• PROBLEM REQUIREMENTS
Print every record word for word.

• DATASET RECORDS
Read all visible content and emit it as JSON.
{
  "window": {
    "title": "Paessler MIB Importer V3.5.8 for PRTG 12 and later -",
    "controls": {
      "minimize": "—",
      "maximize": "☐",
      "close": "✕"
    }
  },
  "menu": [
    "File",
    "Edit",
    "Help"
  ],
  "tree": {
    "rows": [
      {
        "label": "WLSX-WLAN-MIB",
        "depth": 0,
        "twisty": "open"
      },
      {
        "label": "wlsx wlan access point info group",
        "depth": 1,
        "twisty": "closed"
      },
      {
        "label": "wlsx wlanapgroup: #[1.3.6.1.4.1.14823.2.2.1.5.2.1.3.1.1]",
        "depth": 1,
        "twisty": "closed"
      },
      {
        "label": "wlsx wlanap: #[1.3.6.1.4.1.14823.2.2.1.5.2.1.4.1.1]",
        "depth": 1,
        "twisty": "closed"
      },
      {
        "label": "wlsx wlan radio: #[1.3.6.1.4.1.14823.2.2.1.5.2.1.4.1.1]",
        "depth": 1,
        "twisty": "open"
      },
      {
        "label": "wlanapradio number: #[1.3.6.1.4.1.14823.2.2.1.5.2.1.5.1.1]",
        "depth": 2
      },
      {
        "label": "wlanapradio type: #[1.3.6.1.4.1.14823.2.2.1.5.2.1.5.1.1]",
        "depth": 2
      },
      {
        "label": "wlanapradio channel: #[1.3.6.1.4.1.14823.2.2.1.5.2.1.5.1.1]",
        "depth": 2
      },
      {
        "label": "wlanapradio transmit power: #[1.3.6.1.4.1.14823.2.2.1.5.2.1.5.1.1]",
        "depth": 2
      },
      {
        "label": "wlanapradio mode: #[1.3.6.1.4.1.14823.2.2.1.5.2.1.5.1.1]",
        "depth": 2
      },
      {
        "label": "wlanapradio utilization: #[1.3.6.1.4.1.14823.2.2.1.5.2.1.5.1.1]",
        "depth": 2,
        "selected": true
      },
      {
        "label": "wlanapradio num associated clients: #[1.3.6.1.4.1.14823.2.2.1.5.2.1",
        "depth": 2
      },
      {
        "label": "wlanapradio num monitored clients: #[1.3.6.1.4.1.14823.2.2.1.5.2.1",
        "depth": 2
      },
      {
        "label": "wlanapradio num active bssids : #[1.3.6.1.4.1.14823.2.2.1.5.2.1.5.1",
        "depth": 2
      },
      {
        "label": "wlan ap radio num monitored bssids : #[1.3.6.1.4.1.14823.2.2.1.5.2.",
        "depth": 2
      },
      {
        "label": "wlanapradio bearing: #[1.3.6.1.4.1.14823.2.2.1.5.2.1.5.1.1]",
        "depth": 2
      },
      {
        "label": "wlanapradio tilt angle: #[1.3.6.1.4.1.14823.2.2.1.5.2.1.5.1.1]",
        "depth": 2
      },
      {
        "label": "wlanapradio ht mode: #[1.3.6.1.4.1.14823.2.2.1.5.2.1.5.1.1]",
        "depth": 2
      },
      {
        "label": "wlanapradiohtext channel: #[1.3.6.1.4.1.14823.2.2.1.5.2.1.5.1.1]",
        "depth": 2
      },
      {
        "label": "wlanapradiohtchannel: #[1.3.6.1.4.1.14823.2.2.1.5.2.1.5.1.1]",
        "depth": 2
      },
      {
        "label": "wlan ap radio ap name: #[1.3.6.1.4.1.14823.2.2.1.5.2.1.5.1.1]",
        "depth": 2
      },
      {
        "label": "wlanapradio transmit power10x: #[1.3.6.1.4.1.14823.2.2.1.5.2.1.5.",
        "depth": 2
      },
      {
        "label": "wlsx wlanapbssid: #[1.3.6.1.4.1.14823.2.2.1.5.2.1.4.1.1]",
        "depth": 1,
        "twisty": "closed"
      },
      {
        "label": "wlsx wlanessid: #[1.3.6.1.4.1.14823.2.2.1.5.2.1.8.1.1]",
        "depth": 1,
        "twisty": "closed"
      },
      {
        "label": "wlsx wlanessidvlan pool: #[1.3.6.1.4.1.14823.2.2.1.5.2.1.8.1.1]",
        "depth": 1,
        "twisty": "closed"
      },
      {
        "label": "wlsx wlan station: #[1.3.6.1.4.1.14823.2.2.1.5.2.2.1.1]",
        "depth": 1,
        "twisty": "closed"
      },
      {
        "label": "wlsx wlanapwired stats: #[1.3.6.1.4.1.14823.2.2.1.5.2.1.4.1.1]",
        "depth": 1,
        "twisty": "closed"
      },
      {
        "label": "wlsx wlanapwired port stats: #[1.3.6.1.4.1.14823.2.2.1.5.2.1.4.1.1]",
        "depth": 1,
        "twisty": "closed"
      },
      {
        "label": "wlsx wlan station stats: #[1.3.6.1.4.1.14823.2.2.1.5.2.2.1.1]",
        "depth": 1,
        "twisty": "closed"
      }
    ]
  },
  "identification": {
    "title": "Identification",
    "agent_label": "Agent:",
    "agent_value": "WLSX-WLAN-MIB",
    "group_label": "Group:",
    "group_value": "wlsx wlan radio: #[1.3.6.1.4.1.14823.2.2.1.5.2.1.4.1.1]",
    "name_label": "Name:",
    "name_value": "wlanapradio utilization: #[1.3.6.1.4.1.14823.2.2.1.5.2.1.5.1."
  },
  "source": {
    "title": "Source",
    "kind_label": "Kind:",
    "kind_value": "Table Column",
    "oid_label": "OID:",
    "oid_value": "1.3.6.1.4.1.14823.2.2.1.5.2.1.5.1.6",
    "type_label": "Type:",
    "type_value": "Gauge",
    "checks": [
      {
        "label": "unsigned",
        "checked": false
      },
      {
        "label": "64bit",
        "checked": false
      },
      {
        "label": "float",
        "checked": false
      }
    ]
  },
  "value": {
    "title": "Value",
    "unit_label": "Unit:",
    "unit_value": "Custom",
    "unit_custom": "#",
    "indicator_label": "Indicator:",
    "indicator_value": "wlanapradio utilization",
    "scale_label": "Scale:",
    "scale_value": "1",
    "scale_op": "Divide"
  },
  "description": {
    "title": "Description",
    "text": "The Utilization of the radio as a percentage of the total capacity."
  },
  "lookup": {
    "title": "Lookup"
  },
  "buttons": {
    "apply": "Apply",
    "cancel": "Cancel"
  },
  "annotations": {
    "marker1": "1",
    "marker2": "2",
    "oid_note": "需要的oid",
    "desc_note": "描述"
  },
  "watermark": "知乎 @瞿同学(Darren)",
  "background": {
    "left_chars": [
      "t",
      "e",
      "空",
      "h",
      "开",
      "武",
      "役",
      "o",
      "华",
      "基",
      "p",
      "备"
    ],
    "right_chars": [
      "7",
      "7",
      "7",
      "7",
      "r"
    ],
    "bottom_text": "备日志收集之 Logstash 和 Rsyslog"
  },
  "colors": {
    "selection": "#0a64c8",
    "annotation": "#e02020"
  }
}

• FINISHED TASK
Read all visible content and emit it as JSON.
{
  "window": {
    "title": "Paessler MIB Importer V3.5.8 for PRTG 12 and later -",
    "controls": {
      "minimize": "—",
      "maximize": "☐",
      "close": "✕"
    }
  },
  "menu": [
    "File",
    "Edit",
    "Help"
  ],
  "tree": {
    "rows": [
      {
        "label": "WLSX-WLAN-MIB",
        "depth": 0,
        "twisty": "open"
      },
      {
        "label": "wlsx wlan access point info group",
        "depth": 1,
        "twisty": "closed"
      },
      {
        "label": "wlsx wlanapgroup: #[1.3.6.1.4.1.14823.2.2.1.5.2.1.3.1.1]",
        "depth": 1,
        "twisty": "closed"
      },
      {
        "label": "wlsx wlanap: #[1.3.6.1.4.1.14823.2.2.1.5.2.1.4.1.1]",
        "depth": 1,
        "twisty": "closed"
      },
      {
        "label": "wlsx wlan radio: #[1.3.6.1.4.1.14823.2.2.1.5.2.1.4.1.1]",
        "depth": 1,
        "twisty": "open"
      },
      {
        "label": "wlanapradio number: #[1.3.6.1.4.1.14823.2.2.1.5.2.1.5.1.1]",
        "depth": 2
      },
      {
        "label": "wlanapradio type: #[1.3.6.1.4.1.14823.2.2.1.5.2.1.5.1.1]",
        "depth": 2
      },
      {
        "label": "wlanapradio channel: #[1.3.6.1.4.1.14823.2.2.1.5.2.1.5.1.1]",
        "depth": 2
      },
      {
        "label": "wlanapradio transmit power: #[1.3.6.1.4.1.14823.2.2.1.5.2.1.5.1.1]",
        "depth": 2
      },
      {
        "label": "wlanapradio mode: #[1.3.6.1.4.1.14823.2.2.1.5.2.1.5.1.1]",
        "depth": 2
      },
      {
        "label": "wlanapradio utilization: #[1.3.6.1.4.1.14823.2.2.1.5.2.1.5.1.1]",
        "depth": 2,
        "selected": true
      },
      {
        "label": "wlanapradio num associated clients: #[1.3.6.1.4.1.14823.2.2.1.5.2.1",
        "depth": 2
      },
      {
        "label": "wlanapradio num monitored clients: #[1.3.6.1.4.1.14823.2.2.1.5.2.1",
        "depth": 2
      },
      {
        "label": "wlanapradio num active bssids : #[1.3.6.1.4.1.14823.2.2.1.5.2.1.5.1",
        "depth": 2
      },
      {
        "label": "wlan ap radio num monitored bssids : #[1.3.6.1.4.1.14823.2.2.1.5.2.",
        "depth": 2
      },
      {
        "label": "wlanapradio bearing: #[1.3.6.1.4.1.14823.2.2.1.5.2.1.5.1.1]",
        "depth": 2
      },
      {
        "label": "wlanapradio tilt angle: #[1.3.6.1.4.1.14823.2.2.1.5.2.1.5.1.1]",
        "depth": 2
      },
      {
        "label": "wlanapradio ht mode: #[1.3.6.1.4.1.14823.2.2.1.5.2.1.5.1.1]",
        "depth": 2
      },
      {
        "label": "wlanapradiohtext channel: #[1.3.6.1.4.1.14823.2.2.1.5.2.1.5.1.1]",
        "depth": 2
      },
      {
        "label": "wlanapradiohtchannel: #[1.3.6.1.4.1.14823.2.2.1.5.2.1.5.1.1]",
        "depth": 2
      },
      {
        "label": "wlan ap radio ap name: #[1.3.6.1.4.1.14823.2.2.1.5.2.1.5.1.1]",
        "depth": 2
      },
      {
        "label": "wlanapradio transmit power10x: #[1.3.6.1.4.1.14823.2.2.1.5.2.1.5.",
        "depth": 2
      },
      {
        "label": "wlsx wlanapbssid: #[1.3.6.1.4.1.14823.2.2.1.5.2.1.4.1.1]",
        "depth": 1,
        "twisty": "closed"
      },
      {
        "label": "wlsx wlanessid: #[1.3.6.1.4.1.14823.2.2.1.5.2.1.8.1.1]",
        "depth": 1,
        "twisty": "closed"
      },
      {
        "label": "wlsx wlanessidvlan pool: #[1.3.6.1.4.1.14823.2.2.1.5.2.1.8.1.1]",
        "depth": 1,
        "twisty": "closed"
      },
      {
        "label": "wlsx wlan station: #[1.3.6.1.4.1.14823.2.2.1.5.2.2.1.1]",
        "depth": 1,
        "twisty": "closed"
      },
      {
        "label": "wlsx wlanapwired stats: #[1.3.6.1.4.1.14823.2.2.1.5.2.1.4.1.1]",
        "depth": 1,
        "twisty": "closed"
      },
      {
        "label": "wlsx wlanapwired port stats: #[1.3.6.1.4.1.14823.2.2.1.5.2.1.4.1.1]",
        "depth": 1,
        "twisty": "closed"
      },
      {
        "label": "wlsx wlan station stats: #[1.3.6.1.4.1.14823.2.2.1.5.2.2.1.1]",
        "depth": 1,
        "twisty": "closed"
      }
    ]
  },
  "identification": {
    "title": "Identification",
    "agent_label": "Agent:",
    "agent_value": "WLSX-WLAN-MIB",
    "group_label": "Group:",
    "group_value": "wlsx wlan radio: #[1.3.6.1.4.1.14823.2.2.1.5.2.1.4.1.1]",
    "name_label": "Name:",
    "name_value": "wlanapradio utilization: #[1.3.6.1.4.1.14823.2.2.1.5.2.1.5.1."
  },
  "source": {
    "title": "Source",
    "kind_label": "Kind:",
    "kind_value": "Table Column",
    "oid_label": "OID:",
    "oid_value": "1.3.6.1.4.1.14823.2.2.1.5.2.1.5.1.6",
    "type_label": "Type:",
    "type_value": "Gauge",
    "checks": [
      {
        "label": "unsigned",
        "checked": false
      },
      {
        "label": "64bit",
        "checked": false
      },
      {
        "label": "float",
        "checked": false
      }
    ]
  },
  "value": {
    "title": "Value",
    "unit_label": "Unit:",
    "unit_value": "Custom",
    "unit_custom": "#",
    "indicator_label": "Indicator:",
    "indicator_value": "wlanapradio utilization",
    "scale_label": "Scale:",
    "scale_value": "1",
    "scale_op": "Divide"
  },
  "description": {
    "title": "Description",
    "text": "The Utilization of the radio as a percentage of the total capacity."
  },
  "lookup": {
    "title": "Lookup"
  },
  "buttons": {
    "apply": "Apply",
    "cancel": "Cancel"
  },
  "annotations": {
    "marker1": "1",
    "marker2": "2",
    "oid_note": "需要的oid",
    "desc_note": "描述"
  },
  "watermark": "知乎 @瞿同学(Darren)",
  "background": {
    "left_chars": [
      "t",
      "e",
      "空",
      "h",
      "开",
      "武",
      "役",
      "o",
      "华",
      "基",
      "p",
      "备"
    ],
    "right_chars": [
      "7",
      "7",
      "7",
      "7",
      "r"
    ],
    "bottom_text": "备日志收集之 Logstash 和 Rsyslog"
  },
  "colors": {
    "selection": "#0a64c8",
    "annotation": "#e02020"
  }
}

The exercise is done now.